The work of African-American organ composers is a powerfully compelling story in music and on our next Pipedreams broadcast we’ll explore its diverse nature. With performer and commentator Mickey Thomas Terry, we’ll visit the National Shrine of the Immaculate Conception, Saint Patrick’s Church, and the National Presbyterian Church, all located in Washington, DC. Here we’ll listen to largely unknown creations by Thomas Kerr, William Cooper, Noel DaCosta, George Walker and Eugene Hancock. We’re highlighting music for organ with African percussion, and organ solo settings of African-American spirituals, music for church services, and pieces for the concert hall. It’s a multi-faceted discovery, spelled out In Black and White the African-American organ art, this week on Pipedreams.

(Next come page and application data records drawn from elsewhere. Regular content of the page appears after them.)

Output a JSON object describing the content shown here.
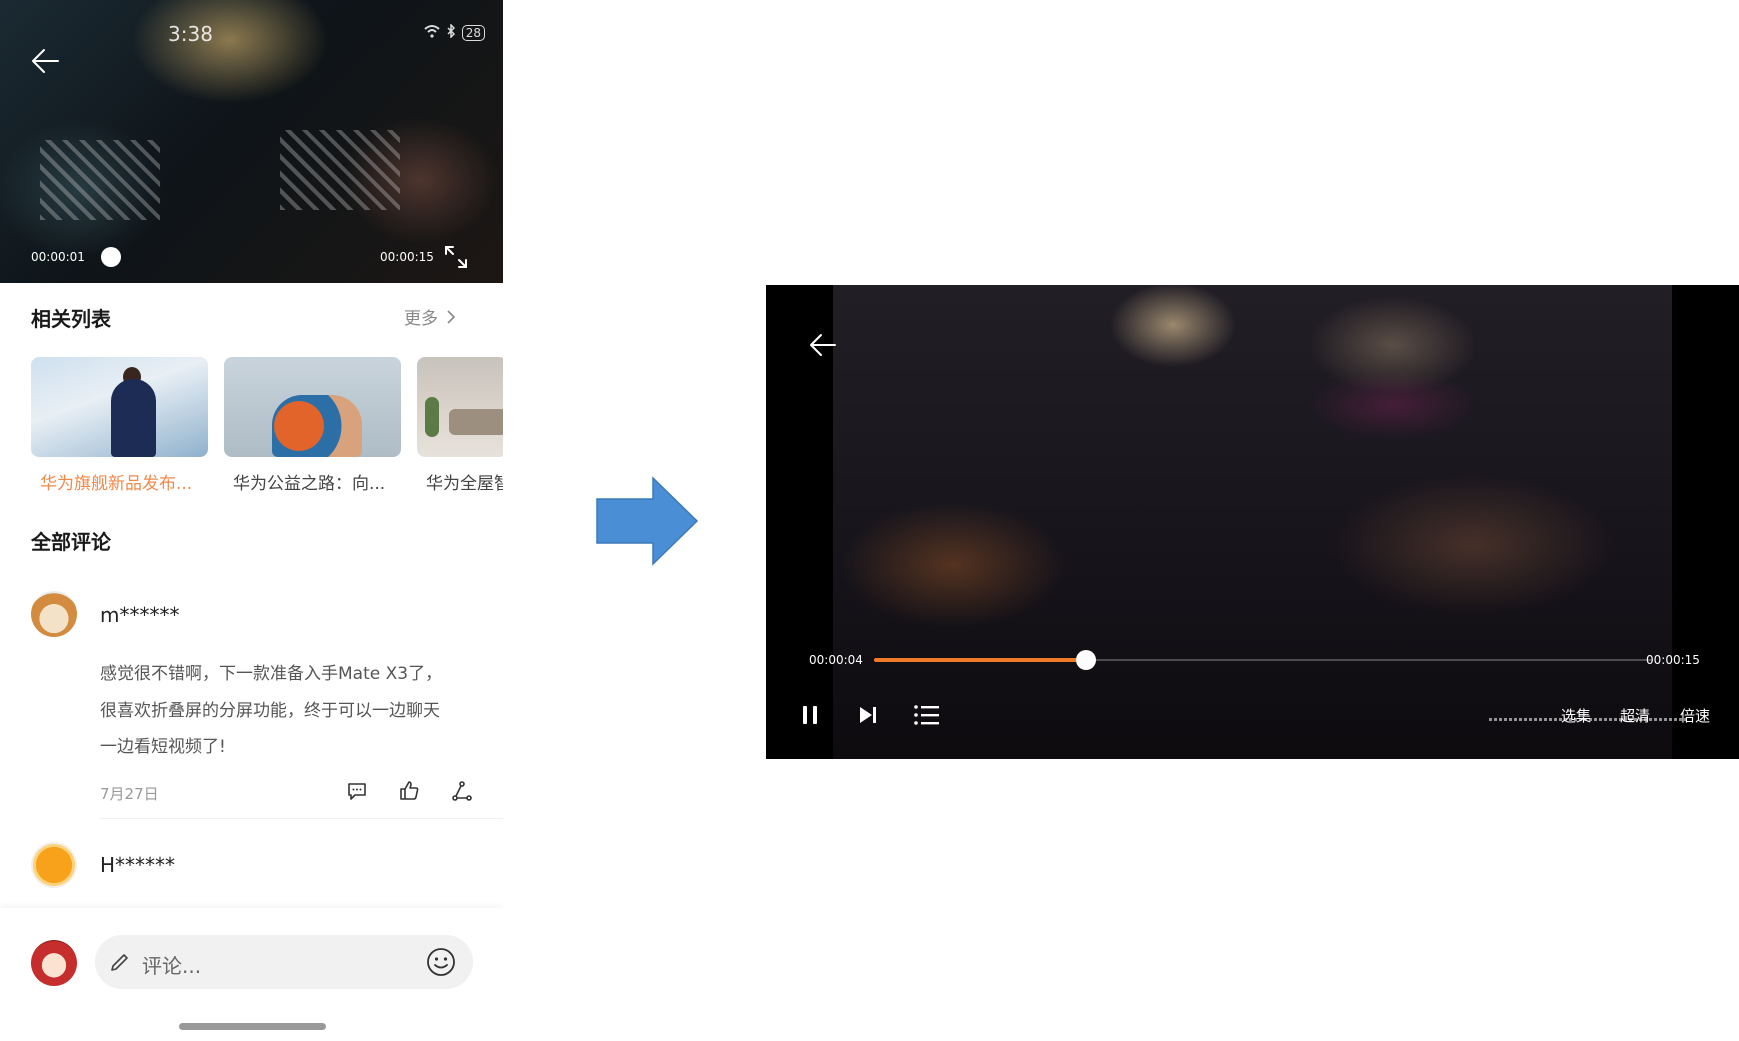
{
  "portrait": {
    "status_bar": {
      "time": "3:38",
      "battery": "28"
    },
    "player": {
      "current_time": "00:00:01",
      "total_time": "00:00:15"
    },
    "related": {
      "title": "相关列表",
      "more_label": "更多",
      "items": [
        {
          "label": "华为旗舰新品发布...",
          "active": true
        },
        {
          "label": "华为公益之路：向...",
          "active": false
        },
        {
          "label": "华为全屋智",
          "active": false
        }
      ]
    },
    "comments_section": {
      "title": "全部评论",
      "comments": [
        {
          "username": "m******",
          "lines": [
            "感觉很不错啊，下一款准备入手Mate X3了，",
            "很喜欢折叠屏的分屏功能，终于可以一边聊天",
            "一边看短视频了!"
          ],
          "date": "7月27日"
        },
        {
          "username": "H******"
        }
      ]
    },
    "comment_input": {
      "placeholder": "评论..."
    }
  },
  "landscape": {
    "current_time": "00:00:04",
    "total_time": "00:00:15",
    "progress": 0.272,
    "buttons": {
      "episodes": "选集",
      "quality": "超清",
      "speed": "倍速"
    }
  },
  "colors": {
    "accent_orange": "#f07a2a",
    "arrow_blue": "#4a8fd6"
  }
}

THOMAS KERR: Selections from Suite Sebastienne: Theme & Cantus; Frolicking Flutes; Reverie for Strings; Procession of the Gargoyles –Mickey Thomas Terry (1964 Möller; 2001 Goulding & Wood/National Shrine of the Immaculate Conception, Washington, DC) Pipedreams Archive recording
EUGENE HANCOCK: Sometimes, I feel like a motherless child.
NOEL DaCOSTA: Generata for Organ and Strings ; Ukom Memory for Organ and Percussion ; Spiritual Set  –Newman Baker & Dill McDaniel, percussion; Lorna McDaniel (1979 Rieger/First Unitarian, Wilmington, DE) Adama LP-001
EUGENE HANCOCK: 5 Spirituals: We are climbing Jacob’s ladder; Swing low, sweet chariot; Go, tell it on the mountain; My Lord, what a morning!; Joshua fought the Battle of Jericho –Robert Scoggin (1958 Möller+Sipe rebuild/Christ UMC, Rochester, MN) Pipedreams PD CD-1002